the fine line. Time to practice being
the line. And then maybe the darkness.

grief fashioned in its cruelest translation

Saudade
John Freeman

means nostalgia, I’m told, but also
nostalgia for what never was. Isn’t it
the same thing? At a café
in Rio flies wreathe my glass.

How you would have loved this: the waiter
sweating his knit shirt dark. Children
loping, in tiny suits or long shorts, dragging
toys and towels to the beach. We talk,

or I talk, and imagine your answer, the heat clouding our view.
Here, again, grief fashioned in its cruelest translation:
my imagined you is all I have left of you.

where the mess is

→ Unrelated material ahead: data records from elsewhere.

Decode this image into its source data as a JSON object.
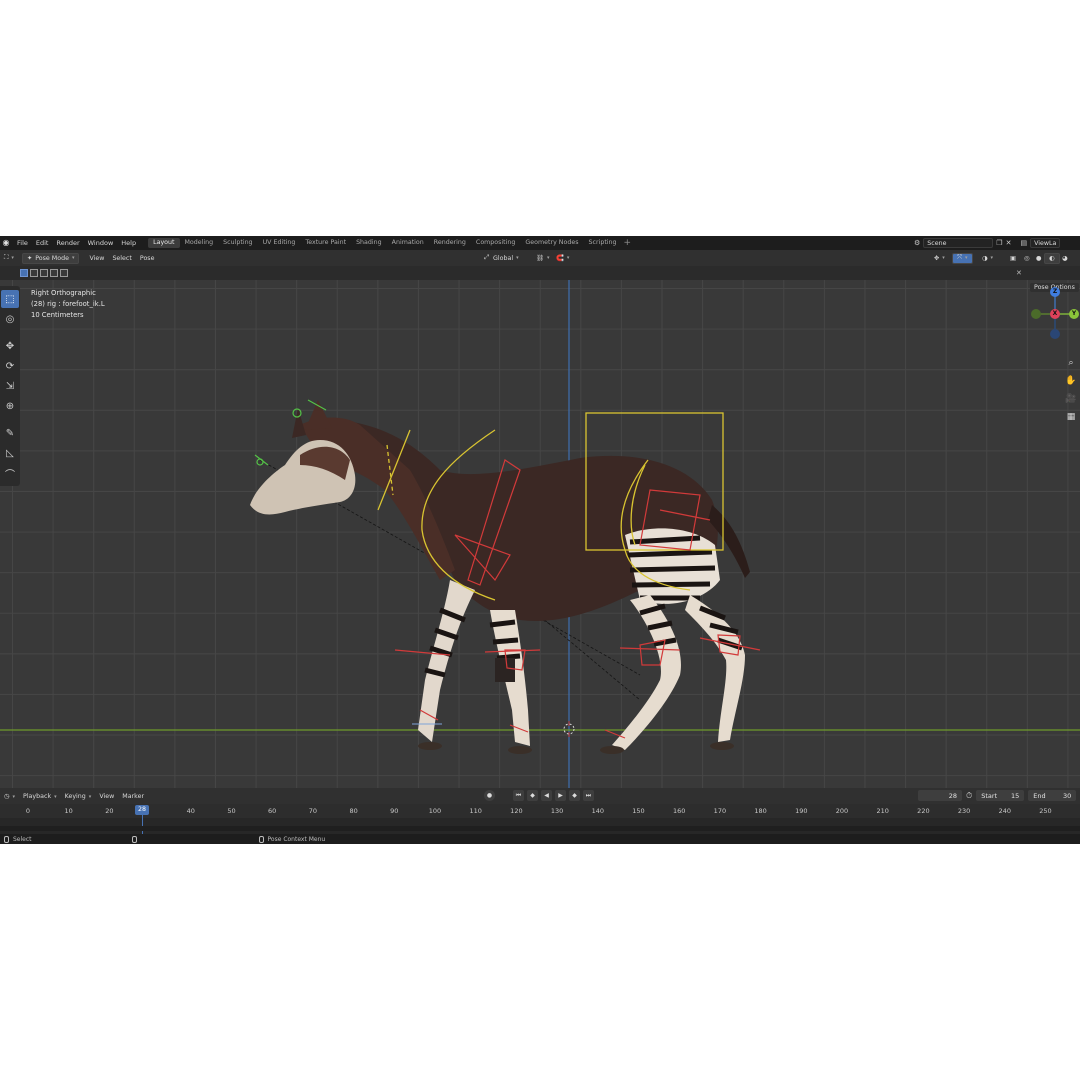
{
  "menu": [
    "File",
    "Edit",
    "Render",
    "Window",
    "Help"
  ],
  "workspaces": [
    {
      "label": "Layout",
      "active": true
    },
    {
      "label": "Modeling"
    },
    {
      "label": "Sculpting"
    },
    {
      "label": "UV Editing"
    },
    {
      "label": "Texture Paint"
    },
    {
      "label": "Shading"
    },
    {
      "label": "Animation"
    },
    {
      "label": "Rendering"
    },
    {
      "label": "Compositing"
    },
    {
      "label": "Geometry Nodes"
    },
    {
      "label": "Scripting"
    }
  ],
  "scene": {
    "name": "Scene",
    "view_layer": "ViewLa"
  },
  "header": {
    "mode": "Pose Mode",
    "view": "View",
    "select": "Select",
    "pose": "Pose",
    "orientation": "Global"
  },
  "viewport": {
    "view_name": "Right Orthographic",
    "active": "(28) rig : forefoot_ik.L",
    "scale": "10 Centimeters",
    "pose_options": "Pose Options",
    "gizmo": {
      "z": "Z",
      "x": "X",
      "y": "Y"
    }
  },
  "timeline": {
    "playback": "Playback",
    "keying": "Keying",
    "view": "View",
    "marker": "Marker",
    "current_frame": "28",
    "start_label": "Start",
    "start": "15",
    "end_label": "End",
    "end": "30",
    "ruler": [
      "0",
      "10",
      "20",
      "",
      "40",
      "50",
      "60",
      "70",
      "80",
      "90",
      "100",
      "110",
      "120",
      "130",
      "140",
      "150",
      "160",
      "170",
      "180",
      "190",
      "200",
      "210",
      "220",
      "230",
      "240",
      "250"
    ]
  },
  "status": {
    "left": "Select",
    "middle": "Pose Context Menu"
  },
  "colors": {
    "accent": "#4772b3",
    "bone_yellow": "#d9c431",
    "bone_red": "#d23a3a"
  }
}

Strictly Speaking
David Rivard

There is the question
of bearing witness, of being yourself seen
by yourself, & seen clearly, cleanly,
without weapon or bible in hand;
as this was the wish,
the sturdy & not-so-secret wish
of those who named us—

our parents wanted us to be
known to ourselves without confusion:
without judgment,
sans suffering. Never force it,
they said, always find it.

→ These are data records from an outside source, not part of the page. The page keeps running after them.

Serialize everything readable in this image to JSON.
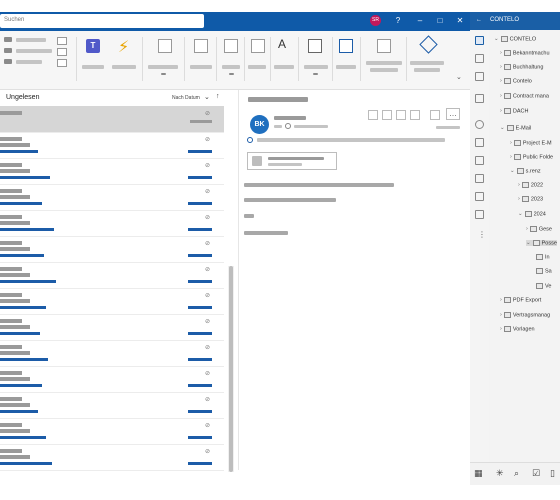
{
  "titlebar": {
    "search_placeholder": "Suchen",
    "user_initials": "SR",
    "window_buttons": {
      "help": "?",
      "minimize": "–",
      "maximize": "□",
      "close": "✕"
    }
  },
  "list": {
    "filter_label": "Ungelesen",
    "sort_label": "Nach Datum",
    "sort_direction_icon": "arrow-up-icon"
  },
  "reading": {
    "sender_initials": "BK"
  },
  "tree": {
    "root_label": "CONTELO",
    "items": [
      {
        "label": "Bekanntmachu"
      },
      {
        "label": "Buchhaltung"
      },
      {
        "label": "Contelo"
      },
      {
        "label": "Contract mana"
      },
      {
        "label": "DACH"
      },
      {
        "label": "E-Mail"
      },
      {
        "label": "Project E-M"
      },
      {
        "label": "Public Folde"
      },
      {
        "label": "s.renz"
      },
      {
        "label": "2022"
      },
      {
        "label": "2023"
      },
      {
        "label": "2024"
      },
      {
        "label": "Gese"
      },
      {
        "label": "Posse"
      },
      {
        "label": "In"
      },
      {
        "label": "Sa"
      },
      {
        "label": "Ve"
      },
      {
        "label": "PDF Export"
      },
      {
        "label": "Vertragsmanag"
      },
      {
        "label": "Vorlagen"
      }
    ]
  },
  "colors": {
    "accent_blue": "#0f5aa8",
    "avatar_blue": "#1f6fbf",
    "user_avatar": "#c2185b"
  }
}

OK, strictly speaking, that’s not entirely true.
My particular, sole, insistent, moody mother & father
probably never thought much about it at all.
Those two anxious citizens,
they were never exemplars of patience.
The weightlessness of detachment & acceptance
as I think of it now
would have frightened them—
for good reason.

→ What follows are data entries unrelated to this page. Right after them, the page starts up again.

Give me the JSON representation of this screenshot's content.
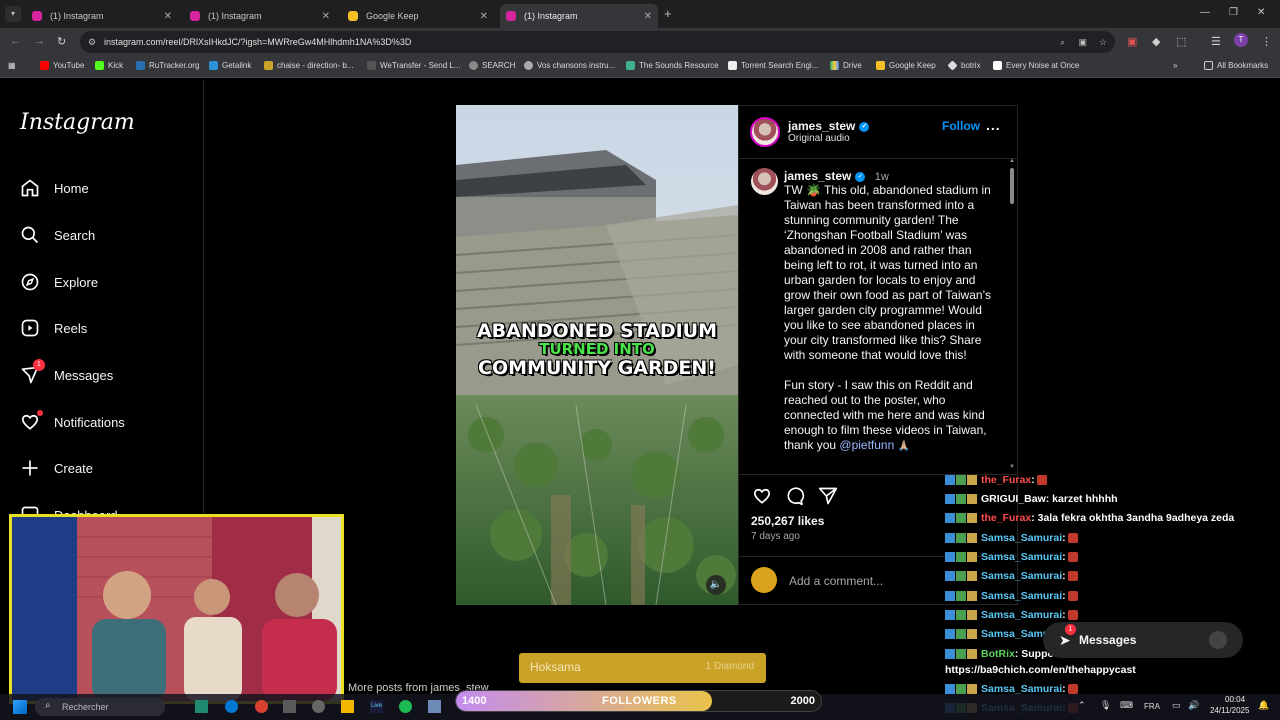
{
  "browser": {
    "tabs": [
      {
        "label": "(1) Instagram",
        "active": false
      },
      {
        "label": "(1) Instagram",
        "active": false
      },
      {
        "label": "Google Keep",
        "active": false
      },
      {
        "label": "(1) Instagram",
        "active": true
      }
    ],
    "url": "instagram.com/reel/DRlXsIHkdJC/?igsh=MWRreGw4MHlhdmh1NA%3D%3D",
    "bookmarks": [
      "YouTube",
      "Kick",
      "RuTracker.org",
      "Getalink",
      "chaise - direction- b...",
      "WeTransfer - Send L...",
      "SEARCH",
      "Vos chansons instru...",
      "The Sounds Resource",
      "Torrent Search Engi...",
      "Drive",
      "Google Keep",
      "botrix",
      "Every Noise at Once"
    ],
    "all_bookmarks": "All Bookmarks",
    "profile_initial": "T"
  },
  "sidebar": {
    "logo": "Instagram",
    "items": [
      {
        "label": "Home",
        "icon": "home-icon"
      },
      {
        "label": "Search",
        "icon": "search-icon"
      },
      {
        "label": "Explore",
        "icon": "compass-icon"
      },
      {
        "label": "Reels",
        "icon": "reels-icon"
      },
      {
        "label": "Messages",
        "icon": "messenger-icon",
        "badge": "1"
      },
      {
        "label": "Notifications",
        "icon": "heart-icon"
      },
      {
        "label": "Create",
        "icon": "plus-icon"
      },
      {
        "label": "Dashboard",
        "icon": "dashboard-icon"
      }
    ]
  },
  "post": {
    "overlay_line1": "ABANDONED STADIUM",
    "overlay_line2": "TURNED INTO",
    "overlay_line3": "COMMUNITY GARDEN!",
    "author": "james_stew",
    "audio": "Original audio",
    "follow": "Follow",
    "more": "...",
    "caption_author": "james_stew",
    "caption_time": "1w",
    "caption_p1": "TW 🪴 This old, abandoned stadium in Taiwan has been transformed into a stunning community garden! The ‘Zhongshan Football Stadium’ was abandoned in 2008 and rather than being left to rot, it was turned into an urban garden for locals to enjoy and grow their own food as part of Taiwan’s larger garden city programme! Would you like to see abandoned places in your city transformed like this? Share with someone that would love this!",
    "caption_p2": "Fun story - I saw this on Reddit and reached out to the poster, who connected with me here and was kind enough to film these videos in Taiwan, thank you",
    "caption_mention": "@pietfunn",
    "likes": "250,267 likes",
    "date": "7 days ago",
    "comment_placeholder": "Add a comment..."
  },
  "chat": {
    "lines": [
      {
        "user": "the_Furax",
        "user_color": "#ff4d4d",
        "msg": ":"
      },
      {
        "user": "GRIGUI_Baw",
        "user_color": "#ffffff",
        "msg": ": karzet hhhhh"
      },
      {
        "user": "the_Furax",
        "user_color": "#ff4d4d",
        "msg": ": 3ala fekra okhtha 3andha 9adheya zeda"
      },
      {
        "user": "Samsa_Samurai",
        "user_color": "#5bc8f5",
        "msg": ":"
      },
      {
        "user": "Samsa_Samurai",
        "user_color": "#5bc8f5",
        "msg": ":"
      },
      {
        "user": "Samsa_Samurai",
        "user_color": "#5bc8f5",
        "msg": ":"
      },
      {
        "user": "Samsa_Samurai",
        "user_color": "#5bc8f5",
        "msg": ":"
      },
      {
        "user": "Samsa_Samurai",
        "user_color": "#5bc8f5",
        "msg": ":"
      },
      {
        "user": "Samsa_Samurai",
        "user_color": "#5bc8f5",
        "msg": ":"
      },
      {
        "user": "BotRix",
        "user_color": "#5fd35f",
        "msg": ": Support Us On Bakchich"
      },
      {
        "user": "",
        "user_color": "#ffffff",
        "msg": "https://ba9chich.com/en/thehappycast"
      },
      {
        "user": "Samsa_Samurai",
        "user_color": "#5bc8f5",
        "msg": ":"
      },
      {
        "user": "Samsa_Samurai",
        "user_color": "#5bc8f5",
        "msg": ":"
      }
    ],
    "messages_label": "Messages",
    "messages_badge": "1"
  },
  "overlays": {
    "donor_name": "Hoksama",
    "donor_amount": "1 Diamond",
    "followers_label": "FOLLOWERS",
    "followers_current": "1400",
    "followers_goal": "2000",
    "followers_progress": 0.7,
    "more_posts": "More posts from james_stew"
  },
  "taskbar": {
    "search": "Rechercher",
    "lang": "FRA",
    "time": "00:04",
    "date": "24/11/2025"
  }
}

If you could see these words
I’m speaking to you tonight printed on a page
as typeface & magnified x 500
you would feel just how ragged & coarse
they really are, heavy.

Well, playing the part of a butterfly
must be tiring, right?
I’m happier being the old ox, right?

On some plane of existence
these two scraps are all my news:
where the mess is
that’s where my heart is.

what can become the heart’s food stored away for some future famine

May Perpetual Light Shine
Patricia Spears Jones

We have encountered storms
Perfect in their drench and wreck

Each of us bears an ornament of grief
A ring, a notebook, a ticket torn, scar
It is how humans know their kind—

What is known as love, what can become
the heart’s food stored away for some future
Famine

Love remains a jewel in the hand, guarded
Shared fragments of earth & air drift & despair.

We ponder what patterns matter other than moons and tides:
musical beats—rumba or waltz or cha cha cha
cosmic waves like batons furiously twirling
colors proclaiming sparkle of darkness
as those we love begin to delight
in the stars embracing

I have tried. I have tried, as the Jesuits taught

Portrait in Graphite and Ornamental Hagiography
C. Dale Young

You may not believe it, but I have tried,
set my sights on the morning star
in belief it would guide me. I have tried.

I have tried, as the Jesuits taught, to be
singular, to be whole, to be one. The labor
of this was exhausting. Time reveals things

one need not appreciate when young, and I fear
being singular, being one, is something
damned near impossible for someone

like me. Saint Jerome, cloistered in a tiny room,
found his singular calling in updating
the Latin Bible with his knowledge of Greek texts.

In Assisi, Saint Francis updated nature, called birds
out of the trees. I am, unfortunately, no saint.
Fractured, divided to the quick, I am incapable

of being singular. And the old nun who taught Art
at my high school, who called me a stupid mongrel,
understood this very fact long before I did.

Profession, family, belief: I can see now
my background challenges me, prevents me
from remaining true to only one thing. The fog,

settled over Ocean Beach, settles the matter
by embracing everything indiscriminately,
and I want to understand why I notice

such things. For most of my life, I have desired
a category, a designation, but maybe
that desire was misplaced? Maybe it was just

another failure, a failure of imagination?
Outside, two hummingbirds cross-stitch the air.
They have lived here for so long, lived

off the “nectar” I boil up for them each week,
that they show me no semblance of fear or distrust—
they hover and feed near me with violent precision.

for years I have seen dead animals on the highway

Mistake
Heather Christle

For years I have seen
dead animals on the highway

and grieved for them
only to realize they are

not dead animals
they are t shirts

or bits of blown tire
and I have found

myself with this
excess of grief

I have made with
no object to let

it spill over and
I have not known

where to put it or
keep it and then today

I thought I know
I can give it to you